§ **Work item**:
Without including any pictures, copy each entry below exactly.

§ **Provided records**:
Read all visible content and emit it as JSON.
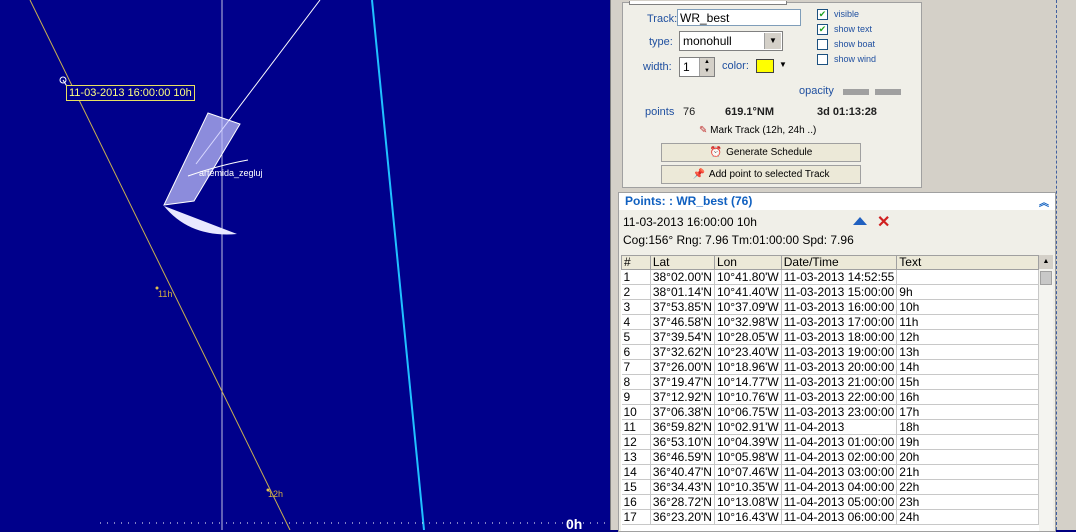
{
  "map": {
    "point_tag": "11-03-2013 16:00:00 10h",
    "boat_name": "artemida_zegluj",
    "hour_labels": [
      "11h",
      "12h"
    ],
    "zero_label": "0h",
    "colors": {
      "sea": "#00008b",
      "track_line": "#c8b050",
      "route_line": "#20c0ff"
    }
  },
  "track_props": {
    "track_label": "Track:",
    "track_value": "WR_best",
    "type_label": "type:",
    "type_value": "monohull",
    "width_label": "width:",
    "width_value": "1",
    "color_label": "color:",
    "color_value": "#ffff00",
    "checkboxes": [
      {
        "label": "visible",
        "checked": true
      },
      {
        "label": "show text",
        "checked": true
      },
      {
        "label": "show boat",
        "checked": false
      },
      {
        "label": "show wind",
        "checked": false
      }
    ],
    "opacity_label": "opacity",
    "points_label": "points",
    "points_value": "76",
    "distance": "619.1°NM",
    "duration": "3d 01:13:28",
    "mark_track_label": "Mark Track (12h, 24h ..)",
    "generate_schedule_label": "Generate Schedule",
    "add_point_label": "Add point to selected Track"
  },
  "points": {
    "header": "Points: : WR_best (76)",
    "selected_time": "11-03-2013 16:00:00 10h",
    "cog_line": "Cog:156° Rng:  7.96 Tm:01:00:00 Spd:  7.96",
    "columns": [
      "#",
      "Lat",
      "Lon",
      "Date/Time",
      "Text"
    ],
    "rows": [
      [
        "1",
        "38°02.00'N",
        "10°41.80'W",
        "11-03-2013 14:52:55",
        ""
      ],
      [
        "2",
        "38°01.14'N",
        "10°41.40'W",
        "11-03-2013 15:00:00",
        "9h"
      ],
      [
        "3",
        "37°53.85'N",
        "10°37.09'W",
        "11-03-2013 16:00:00",
        "10h"
      ],
      [
        "4",
        "37°46.58'N",
        "10°32.98'W",
        "11-03-2013 17:00:00",
        "11h"
      ],
      [
        "5",
        "37°39.54'N",
        "10°28.05'W",
        "11-03-2013 18:00:00",
        "12h"
      ],
      [
        "6",
        "37°32.62'N",
        "10°23.40'W",
        "11-03-2013 19:00:00",
        "13h"
      ],
      [
        "7",
        "37°26.00'N",
        "10°18.96'W",
        "11-03-2013 20:00:00",
        "14h"
      ],
      [
        "8",
        "37°19.47'N",
        "10°14.77'W",
        "11-03-2013 21:00:00",
        "15h"
      ],
      [
        "9",
        "37°12.92'N",
        "10°10.76'W",
        "11-03-2013 22:00:00",
        "16h"
      ],
      [
        "10",
        "37°06.38'N",
        "10°06.75'W",
        "11-03-2013 23:00:00",
        "17h"
      ],
      [
        "11",
        "36°59.82'N",
        "10°02.91'W",
        "11-04-2013",
        "18h"
      ],
      [
        "12",
        "36°53.10'N",
        "10°04.39'W",
        "11-04-2013 01:00:00",
        "19h"
      ],
      [
        "13",
        "36°46.59'N",
        "10°05.98'W",
        "11-04-2013 02:00:00",
        "20h"
      ],
      [
        "14",
        "36°40.47'N",
        "10°07.46'W",
        "11-04-2013 03:00:00",
        "21h"
      ],
      [
        "15",
        "36°34.43'N",
        "10°10.35'W",
        "11-04-2013 04:00:00",
        "22h"
      ],
      [
        "16",
        "36°28.72'N",
        "10°13.08'W",
        "11-04-2013 05:00:00",
        "23h"
      ],
      [
        "17",
        "36°23.20'N",
        "10°16.43'W",
        "11-04-2013 06:00:00",
        "24h"
      ]
    ]
  }
}
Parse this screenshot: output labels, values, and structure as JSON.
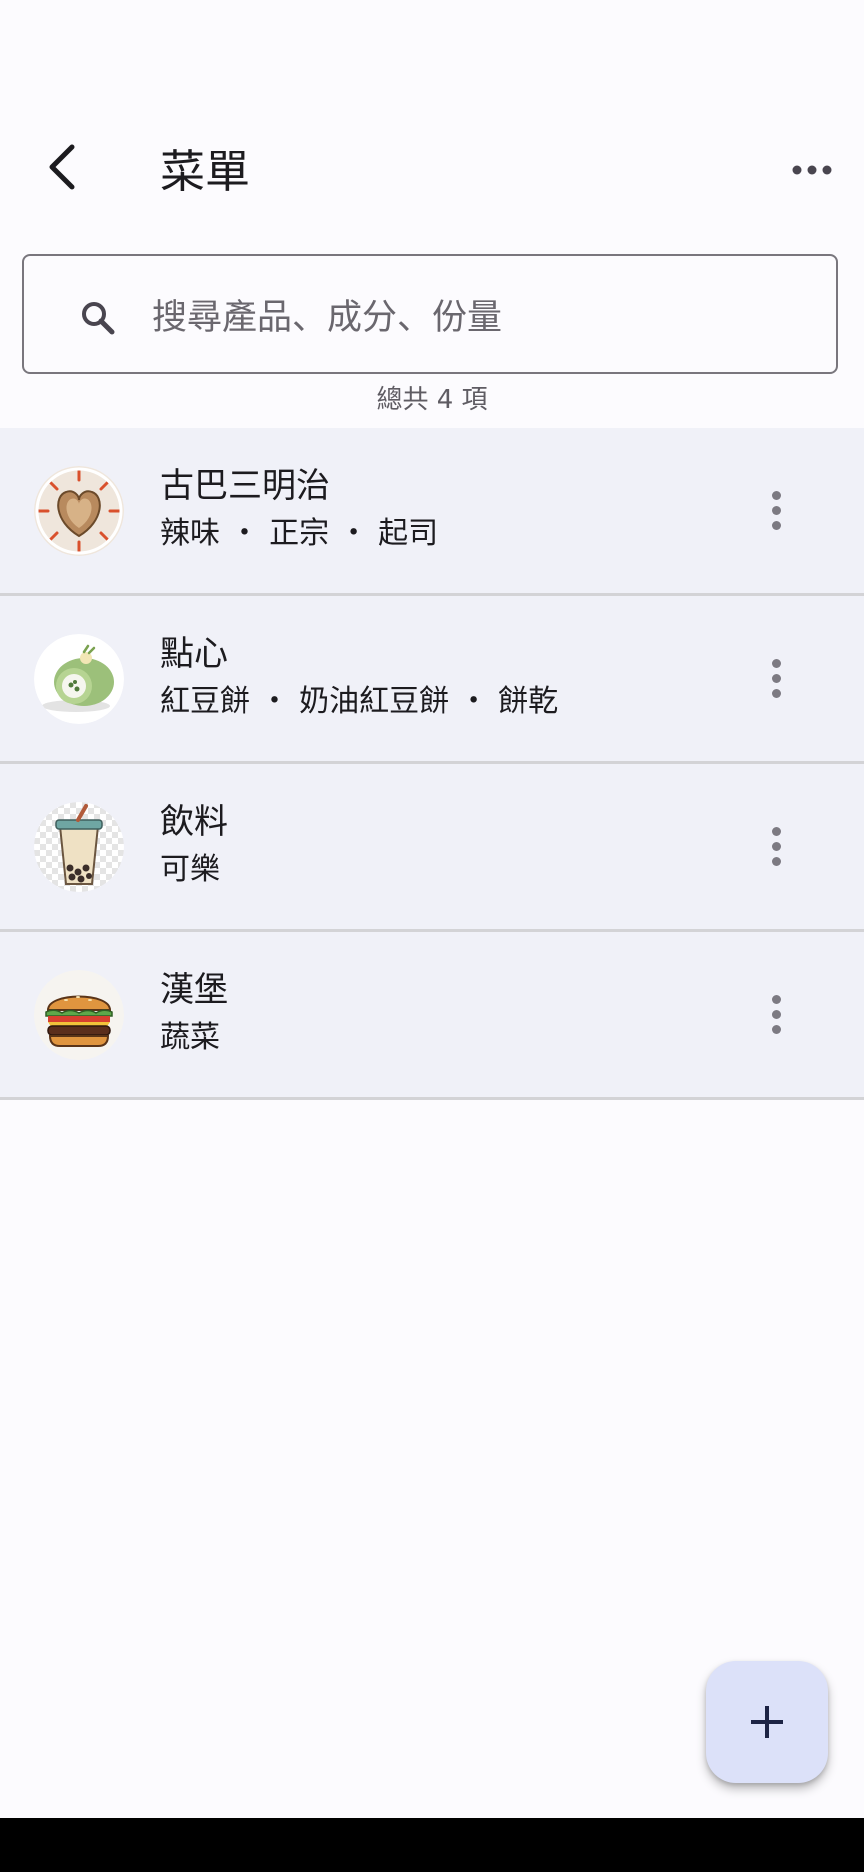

§ **Output for this task**:
Read all visible content and emit it as JSON.
{
  "map": {
    "point_tag": "11-03-2013 16:00:00 10h",
    "boat_name": "artemida_zegluj",
    "hour_labels": [
      "11h",
      "12h"
    ],
    "zero_label": "0h",
    "colors": {
      "sea": "#00008b",
      "track_line": "#c8b050",
      "route_line": "#20c0ff"
    }
  },
  "track_props": {
    "track_label": "Track:",
    "track_value": "WR_best",
    "type_label": "type:",
    "type_value": "monohull",
    "width_label": "width:",
    "width_value": "1",
    "color_label": "color:",
    "color_value": "#ffff00",
    "checkboxes": [
      {
        "label": "visible",
        "checked": true
      },
      {
        "label": "show text",
        "checked": true
      },
      {
        "label": "show boat",
        "checked": false
      },
      {
        "label": "show wind",
        "checked": false
      }
    ],
    "opacity_label": "opacity",
    "points_label": "points",
    "points_value": "76",
    "distance": "619.1°NM",
    "duration": "3d 01:13:28",
    "mark_track_label": "Mark Track (12h, 24h ..)",
    "generate_schedule_label": "Generate Schedule",
    "add_point_label": "Add point to selected Track"
  },
  "points": {
    "header": "Points: : WR_best (76)",
    "selected_time": "11-03-2013 16:00:00 10h",
    "cog_line": "Cog:156° Rng:  7.96 Tm:01:00:00 Spd:  7.96",
    "columns": [
      "#",
      "Lat",
      "Lon",
      "Date/Time",
      "Text"
    ],
    "rows": [
      [
        "1",
        "38°02.00'N",
        "10°41.80'W",
        "11-03-2013 14:52:55",
        ""
      ],
      [
        "2",
        "38°01.14'N",
        "10°41.40'W",
        "11-03-2013 15:00:00",
        "9h"
      ],
      [
        "3",
        "37°53.85'N",
        "10°37.09'W",
        "11-03-2013 16:00:00",
        "10h"
      ],
      [
        "4",
        "37°46.58'N",
        "10°32.98'W",
        "11-03-2013 17:00:00",
        "11h"
      ],
      [
        "5",
        "37°39.54'N",
        "10°28.05'W",
        "11-03-2013 18:00:00",
        "12h"
      ],
      [
        "6",
        "37°32.62'N",
        "10°23.40'W",
        "11-03-2013 19:00:00",
        "13h"
      ],
      [
        "7",
        "37°26.00'N",
        "10°18.96'W",
        "11-03-2013 20:00:00",
        "14h"
      ],
      [
        "8",
        "37°19.47'N",
        "10°14.77'W",
        "11-03-2013 21:00:00",
        "15h"
      ],
      [
        "9",
        "37°12.92'N",
        "10°10.76'W",
        "11-03-2013 22:00:00",
        "16h"
      ],
      [
        "10",
        "37°06.38'N",
        "10°06.75'W",
        "11-03-2013 23:00:00",
        "17h"
      ],
      [
        "11",
        "36°59.82'N",
        "10°02.91'W",
        "11-04-2013",
        "18h"
      ],
      [
        "12",
        "36°53.10'N",
        "10°04.39'W",
        "11-04-2013 01:00:00",
        "19h"
      ],
      [
        "13",
        "36°46.59'N",
        "10°05.98'W",
        "11-04-2013 02:00:00",
        "20h"
      ],
      [
        "14",
        "36°40.47'N",
        "10°07.46'W",
        "11-04-2013 03:00:00",
        "21h"
      ],
      [
        "15",
        "36°34.43'N",
        "10°10.35'W",
        "11-04-2013 04:00:00",
        "22h"
      ],
      [
        "16",
        "36°28.72'N",
        "10°13.08'W",
        "11-04-2013 05:00:00",
        "23h"
      ],
      [
        "17",
        "36°23.20'N",
        "10°16.43'W",
        "11-04-2013 06:00:00",
        "24h"
      ]
    ]
  }
}
Parse this screenshot: output labels, values, and structure as JSON.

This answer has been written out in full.